Fliess was rejected in 1991 when she asked Yad Vashem to recognize von Dohnanyi. The Commission for the Designation of the Righteous, which is chaired by a justice of the Supreme Court, declined conferring the title on von Dohnanyi because Operation Seven had the full backing of the highest authority in the Abwehr.

"With all our respect and admiration, the decision was that he had not risked his life in the operation, because he had had the full knowledge and consent of the organization, of Canaris," Paldiel said. "von Dohnanyi was executed, but this had nothing to do with this operation."

"Which part of the rope was for that, and which part was for something else?" countered Hoffmann. "There is no doubt that Bonhoeffer and von Dohnanyi were arrested because of their activities on behalf of the 14 Jews, and equally there can be no doubt that they placed their lives in danger through those activities, regardless of whether or not they had the approval of Canaris." Especially troubling for Yad Vashem seemed to be von Dohnanyi's connection with Canaris, whom Paldiel called "one of the most powerful men in the Third Reich. How do we separate the role of von von Dohnanyi and Canaris?" he asked.

It is that connection and von Dohnanyi's role in the Abwehr that militated against recognition by Yad Vashem, Paldiel acknowledged. "For any person in a position of authority in the Nazi hierarchy, especially in Germany, we are very careful," he said. "They may have saved some Jews because they may have had a special relationship with them, but with their position in the Nazi hierarchy, to recognize them would make a laughing matter" of the Righteous program.

Fliess does not believe that von Dohnanyi's recognition should be denied because he worked for the Abwehr. Quite the reverse.
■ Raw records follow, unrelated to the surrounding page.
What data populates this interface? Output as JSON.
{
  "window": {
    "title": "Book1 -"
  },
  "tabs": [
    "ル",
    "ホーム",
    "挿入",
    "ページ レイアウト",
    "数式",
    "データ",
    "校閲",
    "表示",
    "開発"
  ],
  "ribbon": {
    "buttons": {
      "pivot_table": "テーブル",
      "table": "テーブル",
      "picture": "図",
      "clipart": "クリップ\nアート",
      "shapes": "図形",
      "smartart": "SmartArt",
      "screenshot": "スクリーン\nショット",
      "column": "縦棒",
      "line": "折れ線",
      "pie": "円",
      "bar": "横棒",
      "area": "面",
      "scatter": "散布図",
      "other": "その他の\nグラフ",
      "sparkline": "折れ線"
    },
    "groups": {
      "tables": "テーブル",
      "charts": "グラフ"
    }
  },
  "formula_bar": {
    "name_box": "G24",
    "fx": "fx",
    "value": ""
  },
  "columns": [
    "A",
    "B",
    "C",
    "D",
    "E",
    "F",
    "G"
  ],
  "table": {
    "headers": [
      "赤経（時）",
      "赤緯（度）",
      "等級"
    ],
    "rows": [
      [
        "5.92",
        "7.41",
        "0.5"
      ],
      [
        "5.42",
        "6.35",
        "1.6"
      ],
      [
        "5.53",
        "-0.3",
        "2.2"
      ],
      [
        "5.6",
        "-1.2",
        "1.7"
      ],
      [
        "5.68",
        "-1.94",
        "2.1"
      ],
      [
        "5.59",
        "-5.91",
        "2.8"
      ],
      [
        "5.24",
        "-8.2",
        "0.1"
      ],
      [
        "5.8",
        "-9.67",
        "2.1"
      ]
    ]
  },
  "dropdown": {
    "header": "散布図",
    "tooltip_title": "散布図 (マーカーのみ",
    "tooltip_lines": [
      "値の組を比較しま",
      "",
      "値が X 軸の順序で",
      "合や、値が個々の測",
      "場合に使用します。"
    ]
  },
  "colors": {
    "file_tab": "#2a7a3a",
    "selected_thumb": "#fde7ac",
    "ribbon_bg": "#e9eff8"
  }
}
She insists that his position saved her and her parents from the Nazis, while her sister was safely in Jerusalem, studying at the Bezalel art academy. "von Dohnanyi could not have helped us if he had not been part of the structure," she said.

But, while she supports Wise's efforts for Bonhoeffer, Fliess expects he will be rebuffed again by Yad Vashem. "They just don't want to do it," she said. "And now, they have said 'no' so often, that they cannot say, 'Yes, you are right and we were mistaken.'"

Paldiel, however, has not closed the books on Bonhoeffer. "We are, as we have been, prepared to re-examine the Bonhoeffer case upon the receipt of new and yet-undisclosed documentation testifying to a personal involvement of the man in the rescue of Jews."